Shiksha Finance, a Chennai-based school financing start-up, will open more branches in smaller towns in a bid to further reduce school dropout rate.

“During 2015-16, we provided education loans to 600 students and financed 240 educational institutions for asset and infrastructure creation. This year, we have set aside Rs.3.5 crore for this activity against Rs.1 crore provided last year. Besides, we are strengthening our technology backbone to scale up student education loan model,” said V.L. Ramakrishnan, Shiksha Finance, Director and CEO.

“Over the next few months, we have plans to cover entire Tamil Nadu by opening five more branches. Soon, we will be entering Karnataka and opening more branches in Andhra Pradesh. For the next 12-14 months, we will be focused on providing education loans to students and later expand it to other areas. Currently, we have 30 staffers and this will be doubled. We will be achieving break even by February 2017,” Mr. Ramakrishnan said.

Jacob Abraham, Shiksha Finance Director and Chief Operating Officer said they were building a new psychometry-based business model to assess the financial status of their no-income customers as the cannot furnish bank statement or Cibil score to avail loans. “Through the new method, we can easily find out, whether one has the ability or intent to pay back the education loan.

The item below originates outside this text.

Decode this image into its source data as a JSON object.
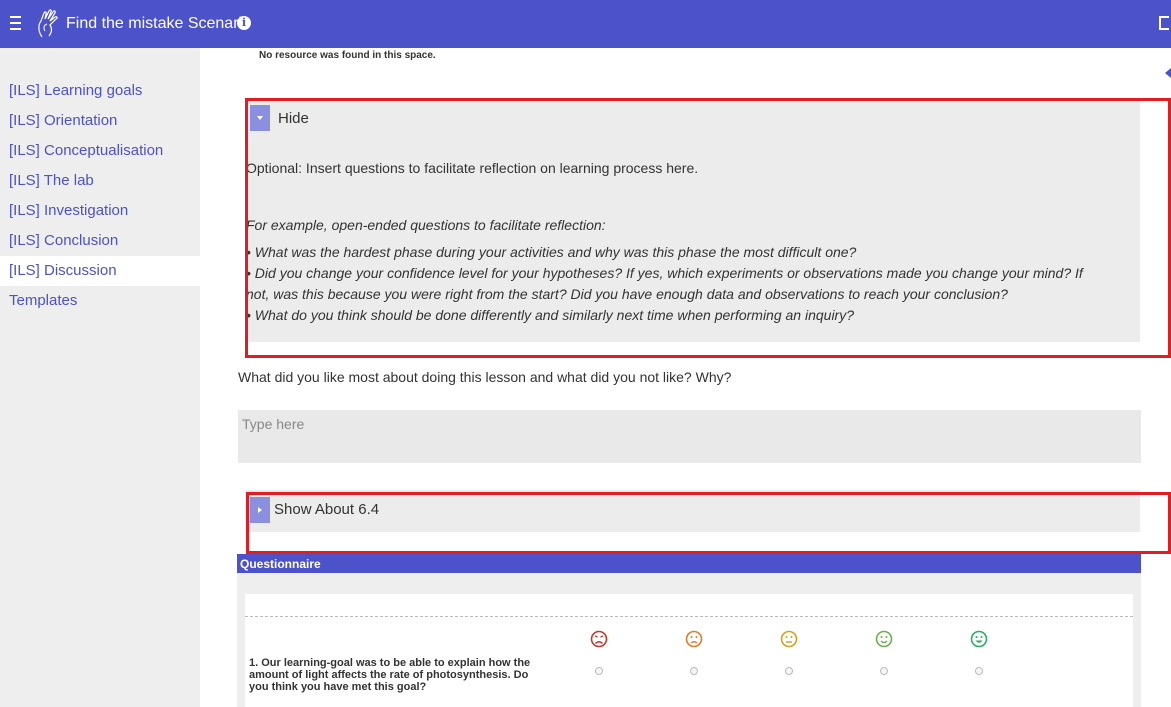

Besides, the loans approval time will be cut from 24 hours to two hours,” Mr. Abraham said.

Started by Mr. Ramakrishnan and Mr. Abraham with seven staffers about 18 months back, Shiksha Finance provides loans to middle and lower income families that find it difficult to fund their children’s education from kindergarten to class XII. These loans are secured through a unique social collateral that can be paid back through a manageable repayment schedule.

Mr. Abraham said the average ticket size of education loan was about Rs.15,000 while loans to educational institutions ranged between Rs.10 lakh and Rs.1.5 crore. “After the infrastructure expansion, the student enrolments in these institutions have increased and drop-outs have also reduced,” he claimed.